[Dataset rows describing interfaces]
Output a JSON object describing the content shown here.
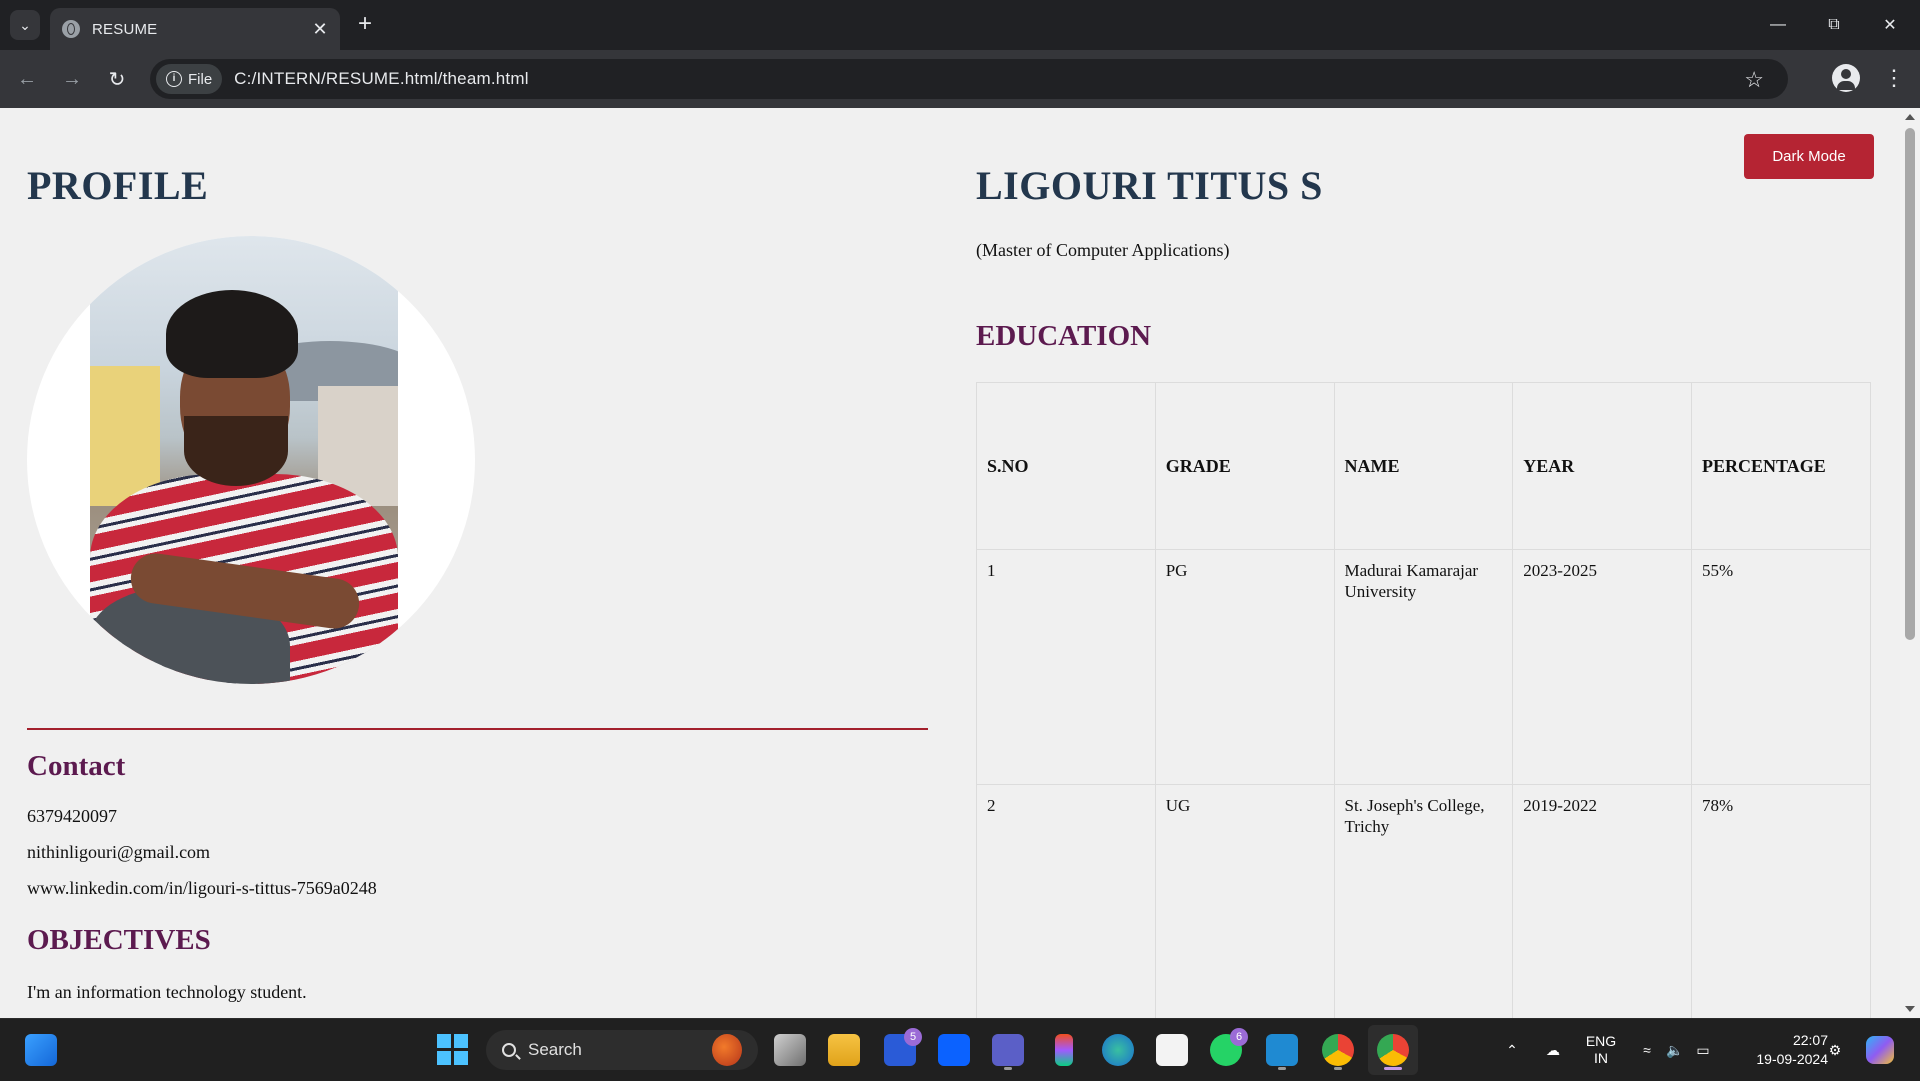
{
  "browser": {
    "tab_title": "RESUME",
    "url_chip": "File",
    "url": "C:/INTERN/RESUME.html/theam.html"
  },
  "page": {
    "profile_heading": "PROFILE",
    "name": "LIGOURI TITUS S",
    "degree": "(Master of Computer Applications)",
    "dark_mode_label": "Dark Mode",
    "contact_heading": "Contact",
    "contact": {
      "phone": "6379420097",
      "email": "nithinligouri@gmail.com",
      "linkedin": "www.linkedin.com/in/ligouri-s-tittus-7569a0248"
    },
    "objectives_heading": "OBJECTIVES",
    "objective_text": "I'm an information technology student.",
    "education_heading": "EDUCATION",
    "education_table": {
      "headers": [
        "S.NO",
        "GRADE",
        "NAME",
        "YEAR",
        "PERCENTAGE"
      ],
      "rows": [
        [
          "1",
          "PG",
          "Madurai Kamarajar University",
          "2023-2025",
          "55%"
        ],
        [
          "2",
          "UG",
          "St. Joseph's College, Trichy",
          "2019-2022",
          "78%"
        ]
      ]
    }
  },
  "taskbar": {
    "search_label": "Search",
    "badges": {
      "app_l": "5",
      "whatsapp": "6"
    },
    "lang_top": "ENG",
    "lang_bottom": "IN",
    "time": "22:07",
    "date": "19-09-2024"
  },
  "colors": {
    "heading_navy": "#23374d",
    "section_purple": "#5c1a4f",
    "accent_red": "#b52433",
    "page_bg": "#f0f0f0"
  }
}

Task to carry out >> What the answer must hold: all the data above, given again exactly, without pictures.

Problem solution >>
Output a JSON object describing the content shown here.
{
  "browser": {
    "tab_title": "RESUME",
    "url_chip": "File",
    "url": "C:/INTERN/RESUME.html/theam.html"
  },
  "page": {
    "profile_heading": "PROFILE",
    "name": "LIGOURI TITUS S",
    "degree": "(Master of Computer Applications)",
    "dark_mode_label": "Dark Mode",
    "contact_heading": "Contact",
    "contact": {
      "phone": "6379420097",
      "email": "nithinligouri@gmail.com",
      "linkedin": "www.linkedin.com/in/ligouri-s-tittus-7569a0248"
    },
    "objectives_heading": "OBJECTIVES",
    "objective_text": "I'm an information technology student.",
    "education_heading": "EDUCATION",
    "education_table": {
      "headers": [
        "S.NO",
        "GRADE",
        "NAME",
        "YEAR",
        "PERCENTAGE"
      ],
      "rows": [
        [
          "1",
          "PG",
          "Madurai Kamarajar University",
          "2023-2025",
          "55%"
        ],
        [
          "2",
          "UG",
          "St. Joseph's College, Trichy",
          "2019-2022",
          "78%"
        ]
      ]
    }
  },
  "taskbar": {
    "search_label": "Search",
    "badges": {
      "app_l": "5",
      "whatsapp": "6"
    },
    "lang_top": "ENG",
    "lang_bottom": "IN",
    "time": "22:07",
    "date": "19-09-2024"
  },
  "colors": {
    "heading_navy": "#23374d",
    "section_purple": "#5c1a4f",
    "accent_red": "#b52433",
    "page_bg": "#f0f0f0"
  }
}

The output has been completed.